COVID-19 invites Fannie Mae and Freddie Mac to adopt alternative assessment methods
The Federal Housing Finance Agency (FHFA) on Monday, March 23, ordered Fannie Mae and Freddie Mac to relax their standards on property valuation and employment verification. The agency said the reason for the move was the “extraordinary circumstances” the country faces during the COVID-19 (coronavirus) pandemic.
Among the changes to some of the underwriting guidelines will be to allow only outside inspection evaluations or office evaluations. The FHFA says the measures are aimed at meeting immediate liquidity needs in the secondary mortgage market. The agency will continue to monitor development and update its policies as necessary.
The is effective immediately for all outstanding loans. They will remain in place for loans with an application date on or before May 17, 2020. A PDF of the letter with information on guideline adjustments is available here.
The FHFA has taken other measures in response to the national emergency, including a suspension of foreclosures and evictions for at least 60 days and an abstention for borrowers facing hardship due to the coronavirus.
Steven Plaisance is President and CEO of the Mortgage Division of Arvest Bank, Arkansas’ largest mortgage lender which currently manages more than 310,000 mortgages, totaling more than $ 59 billion.
Plaisance also sits on the residential board of governors of the National Professional Association of Mortgage Banks (MBA). The board is responsible for establishing legislative and regulatory policies and MBA positions on residential lending matters. Plaisance and others provided an early contribution and have been in regular communication for several weeks with the FHFA and other housing agencies affected by the COVID-19 pandemic.

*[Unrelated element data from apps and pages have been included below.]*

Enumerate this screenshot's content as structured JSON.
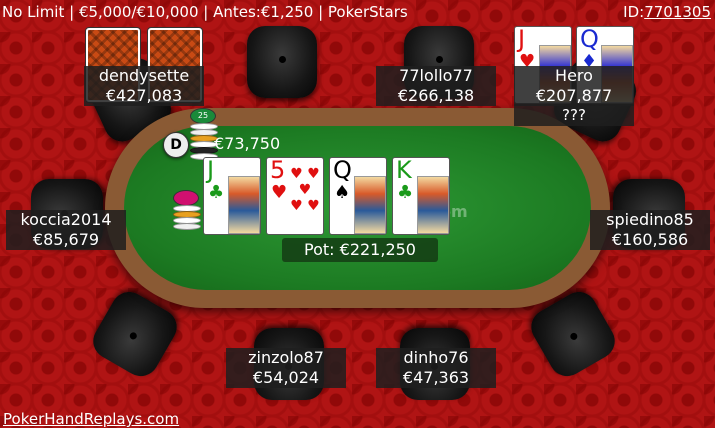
{
  "header": {
    "hand_info": "No Limit | €5,000/€10,000 | Antes:€1,250 | PokerStars",
    "id_label": "ID:",
    "id_value": "7701305"
  },
  "footer": {
    "site_link": "PokerHandReplays.com"
  },
  "watermark": "om",
  "players": {
    "dendysette": {
      "name": "dendysette",
      "stack": "€427,083"
    },
    "lollo": {
      "name": "77lollo77",
      "stack": "€266,138"
    },
    "hero": {
      "name": "Hero",
      "stack": "€207,877",
      "action": "???"
    },
    "koccia": {
      "name": "koccia2014",
      "stack": "€85,679"
    },
    "spiedino": {
      "name": "spiedino85",
      "stack": "€160,586"
    },
    "zinzolo": {
      "name": "zinzolo87",
      "stack": "€54,024"
    },
    "dinho": {
      "name": "dinho76",
      "stack": "€47,363"
    }
  },
  "hero_cards": [
    {
      "rank": "J",
      "suit": "♥"
    },
    {
      "rank": "Q",
      "suit": "♦"
    }
  ],
  "board": [
    {
      "rank": "J",
      "suit": "♣"
    },
    {
      "rank": "5",
      "suit": "♥"
    },
    {
      "rank": "Q",
      "suit": "♠"
    },
    {
      "rank": "K",
      "suit": "♣"
    }
  ],
  "dealer_button": "D",
  "bet": "€73,750",
  "chip_denomination": "25",
  "pot": "Pot: €221,250",
  "colors": {
    "background": "#b01414",
    "felt": "#1c7a22",
    "rail": "#8a5a34"
  }
}
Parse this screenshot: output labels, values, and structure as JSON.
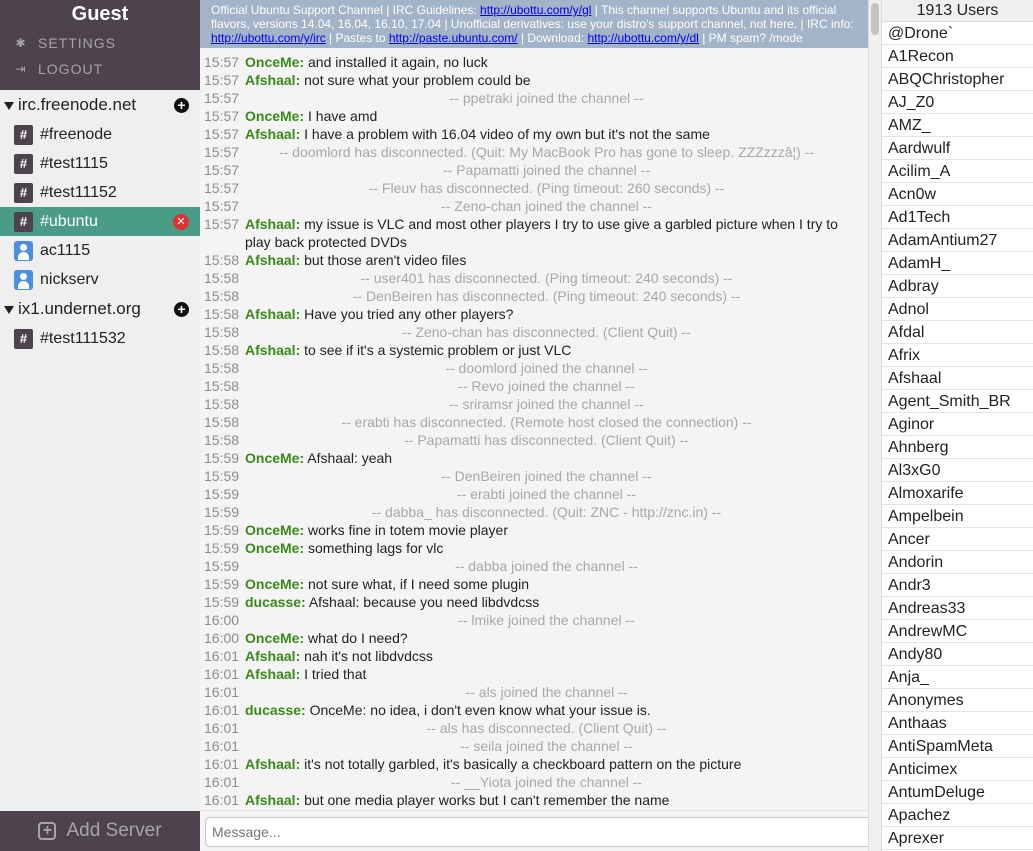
{
  "sidebar": {
    "username": "Guest",
    "settings_label": "SETTINGS",
    "logout_label": "LOGOUT",
    "servers": [
      {
        "name": "irc.freenode.net",
        "items": [
          {
            "type": "channel",
            "label": "#freenode"
          },
          {
            "type": "channel",
            "label": "#test1115"
          },
          {
            "type": "channel",
            "label": "#test11152"
          },
          {
            "type": "channel",
            "label": "#ubuntu",
            "active": true
          },
          {
            "type": "user",
            "label": "ac1115"
          },
          {
            "type": "user",
            "label": "nickserv"
          }
        ]
      },
      {
        "name": "ix1.undernet.org",
        "items": [
          {
            "type": "channel",
            "label": "#test111532"
          }
        ]
      }
    ],
    "add_server_label": "Add Server"
  },
  "topic": {
    "t1": "Official Ubuntu Support Channel | IRC Guidelines: ",
    "l1": "http://ubottu.com/y/gl",
    "t2": " | This channel supports Ubuntu and its official flavors, versions 14.04, 16.04, 16.10, 17.04 | Unofficial derivatives: use your distro's support channel, not here. | IRC info: ",
    "l2": "http://ubottu.com/y/irc",
    "t3": " | Pastes to ",
    "l3": "http://paste.ubuntu.com/",
    "t4": " | Download: ",
    "l4": "http://ubottu.com/y/dl",
    "t5": " | PM spam? /mode"
  },
  "messages": [
    {
      "time": "15:57",
      "nick": "OnceMe:",
      "text": "and installed it again, no luck"
    },
    {
      "time": "15:57",
      "nick": "Afshaal:",
      "text": "not sure what your problem could be"
    },
    {
      "time": "15:57",
      "event": "-- ppetraki joined the channel --"
    },
    {
      "time": "15:57",
      "nick": "OnceMe:",
      "text": "I have amd"
    },
    {
      "time": "15:57",
      "nick": "Afshaal:",
      "text": "I have a problem with 16.04 video of my own but it's not the same"
    },
    {
      "time": "15:57",
      "event": "-- doomlord has disconnected. (Quit: My MacBook Pro has gone to sleep. ZZZzzzâ¦) --"
    },
    {
      "time": "15:57",
      "event": "-- Papamatti joined the channel --"
    },
    {
      "time": "15:57",
      "event": "-- Fleuv has disconnected. (Ping timeout: 260 seconds) --"
    },
    {
      "time": "15:57",
      "event": "-- Zeno-chan joined the channel --"
    },
    {
      "time": "15:57",
      "nick": "Afshaal:",
      "text": "my issue is VLC and most other players I try to use give a garbled picture when I try to play back protected DVDs"
    },
    {
      "time": "15:58",
      "nick": "Afshaal:",
      "text": "but those aren't video files"
    },
    {
      "time": "15:58",
      "event": "-- user401 has disconnected. (Ping timeout: 240 seconds) --"
    },
    {
      "time": "15:58",
      "event": "-- DenBeiren has disconnected. (Ping timeout: 240 seconds) --"
    },
    {
      "time": "15:58",
      "nick": "Afshaal:",
      "text": "Have you tried any other players?"
    },
    {
      "time": "15:58",
      "event": "-- Zeno-chan has disconnected. (Client Quit) --"
    },
    {
      "time": "15:58",
      "nick": "Afshaal:",
      "text": "to see if it's a systemic problem or just VLC"
    },
    {
      "time": "15:58",
      "event": "-- doomlord joined the channel --"
    },
    {
      "time": "15:58",
      "event": "-- Revo joined the channel --"
    },
    {
      "time": "15:58",
      "event": "-- sriramsr joined the channel --"
    },
    {
      "time": "15:58",
      "event": "-- erabti has disconnected. (Remote host closed the connection) --"
    },
    {
      "time": "15:58",
      "event": "-- Papamatti has disconnected. (Client Quit) --"
    },
    {
      "time": "15:59",
      "nick": "OnceMe:",
      "text": "Afshaal: yeah"
    },
    {
      "time": "15:59",
      "event": "-- DenBeiren joined the channel --"
    },
    {
      "time": "15:59",
      "event": "-- erabti joined the channel --"
    },
    {
      "time": "15:59",
      "event": "-- dabba_ has disconnected. (Quit: ZNC - http://znc.in) --"
    },
    {
      "time": "15:59",
      "nick": "OnceMe:",
      "text": "works fine in totem movie player"
    },
    {
      "time": "15:59",
      "nick": "OnceMe:",
      "text": "something lags for vlc"
    },
    {
      "time": "15:59",
      "event": "-- dabba joined the channel --"
    },
    {
      "time": "15:59",
      "nick": "OnceMe:",
      "text": "not sure what, if I need some plugin"
    },
    {
      "time": "15:59",
      "nick": "ducasse:",
      "text": "Afshaal: because you need libdvdcss"
    },
    {
      "time": "16:00",
      "event": "-- lmike joined the channel --"
    },
    {
      "time": "16:00",
      "nick": "OnceMe:",
      "text": "what do I need?"
    },
    {
      "time": "16:01",
      "nick": "Afshaal:",
      "text": "nah it's not libdvdcss"
    },
    {
      "time": "16:01",
      "nick": "Afshaal:",
      "text": "I tried that"
    },
    {
      "time": "16:01",
      "event": "-- als joined the channel --"
    },
    {
      "time": "16:01",
      "nick": "ducasse:",
      "text": "OnceMe: no idea, i don't even know what your issue is."
    },
    {
      "time": "16:01",
      "event": "-- als has disconnected. (Client Quit) --"
    },
    {
      "time": "16:01",
      "event": "-- seila joined the channel --"
    },
    {
      "time": "16:01",
      "nick": "Afshaal:",
      "text": "it's not totally garbled, it's basically a checkboard pattern on the picture"
    },
    {
      "time": "16:01",
      "event": "-- __Yiota joined the channel --"
    },
    {
      "time": "16:01",
      "nick": "Afshaal:",
      "text": "but one media player works but I can't remember the name"
    }
  ],
  "input": {
    "placeholder": "Message..."
  },
  "userlist": {
    "count_label": "1913 Users",
    "users": [
      "@Drone`",
      "A1Recon",
      "ABQChristopher",
      "AJ_Z0",
      "AMZ_",
      "Aardwulf",
      "Acilim_A",
      "Acn0w",
      "Ad1Tech",
      "AdamAntium27",
      "AdamH_",
      "Adbray",
      "Adnol",
      "Afdal",
      "Afrix",
      "Afshaal",
      "Agent_Smith_BR",
      "Aginor",
      "Ahnberg",
      "Al3xG0",
      "Almoxarife",
      "Ampelbein",
      "Ancer",
      "Andorin",
      "Andr3",
      "Andreas33",
      "AndrewMC",
      "Andy80",
      "Anja_",
      "Anonymes",
      "Anthaas",
      "AntiSpamMeta",
      "Anticimex",
      "AntumDeluge",
      "Apachez",
      "Aprexer"
    ]
  },
  "colors": {
    "sidebar_dark": "#4d434d",
    "active_channel": "#4a9c86",
    "nick_green": "#3a8a1a",
    "topic_bg": "#a3b3c8"
  }
}
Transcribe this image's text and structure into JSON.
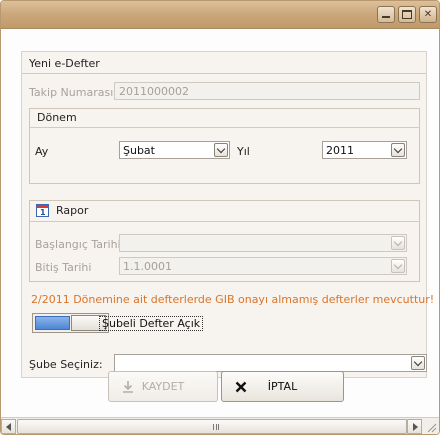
{
  "window": {
    "title": ""
  },
  "form": {
    "group_title": "Yeni e-Defter",
    "takip": {
      "label": "Takip Numarası",
      "value": "2011000002"
    },
    "donem": {
      "title": "Dönem",
      "ay_label": "Ay",
      "ay_value": "Şubat",
      "yil_label": "Yıl",
      "yil_value": "2011"
    },
    "rapor": {
      "title": "Rapor",
      "baslangic_label": "Başlangıç Tarihi",
      "baslangic_value": "",
      "bitis_label": "Bitiş Tarihi",
      "bitis_value": "1.1.0001"
    },
    "warning": "2/2011 Dönemine ait defterlerde GIB onayı almamış defterler mevcuttur!",
    "toggle_label": "Şubeli Defter Açık",
    "sube_label": "Şube Seçiniz:",
    "sube_value": ""
  },
  "buttons": {
    "save_label": "KAYDET",
    "cancel_label": "İPTAL"
  },
  "icons": {
    "minimize": "minimize-icon",
    "maximize": "maximize-icon",
    "close": "close-icon",
    "calendar": "calendar-icon",
    "save": "download-icon",
    "cancel": "x-icon"
  },
  "colors": {
    "warning": "#d9752b",
    "titlebar": "#c9a577",
    "toggle_on": "#4d86d6"
  }
}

“We were very pleased to see rapid action from the FHFA and subsequent announcements from Fannie Mae and Freddie Mac, who provide liquidity for the majority of conventional funding in the United States,” said Plaisance. “We’re all in the same boat, trying to help our families improve their financial situation by refinancing and buying homes, so we’re delighted to see our valued valuation partners helped out at this time.
Plaisance expects the temporary flexibilities of the traditional appraisal process to help mortgage lenders get loans closed and channeled more efficiently. But the mortgage industry, he said, was already inundated with business in a very short period of time. A new report from California-based Attom Data Solutions, which tracks national data on housing and foreclosures, said the total number of loans in the United States increased by 40% per year in the fourth quarter of 2019 at 2.27 million, which is the highest point since the third quarter of 2016.
“The capacity quickly overtook the industry, so customers should be patient and expect delays for a variety of reasons,” said Plaisance. “Now the effects of COVID-19 are impacting appraisals, employment for borrowers, documentation efforts, ancillary services, county and city clerk offices, potentially securities and debt companies. closure, and many other partners in the home loan process.
“Right now, all the lenders are trying to take out as many loans as possible.”
Plaisance said there was nothing to indicate – other than that they were monitoring the situation – that other aftermarket loan programs such as the Federal Housing Administration (FHA), the United States Department of Veterans Affairs (VA) or the US Department of Agriculture (USDA) would institute similar programs the measures. These loan programs are typically higher risk, starting with little or no down payments, and often consist of more money purchase transactions, so collateral relief can be difficult.
“The conventional loan market mainly refinances with these low rates, which has made some of their relief on valuations much easier to apply,” he said. “It would be a surprise to see a lot of relief, if any [FHA/VA/USDA].
“The same can be said for giant investors, where loans over $ 510,400 are classified. The collateral risk is too great to be shortened and we do not expect any relief from investors in the secondary market. “
Plaisance said Arvest recently suspended interior home inspections on nearly all of the bank’s internal portfolio loans.
“It was a welcome relief for our evaluation partners during a very difficult time for all,” he said.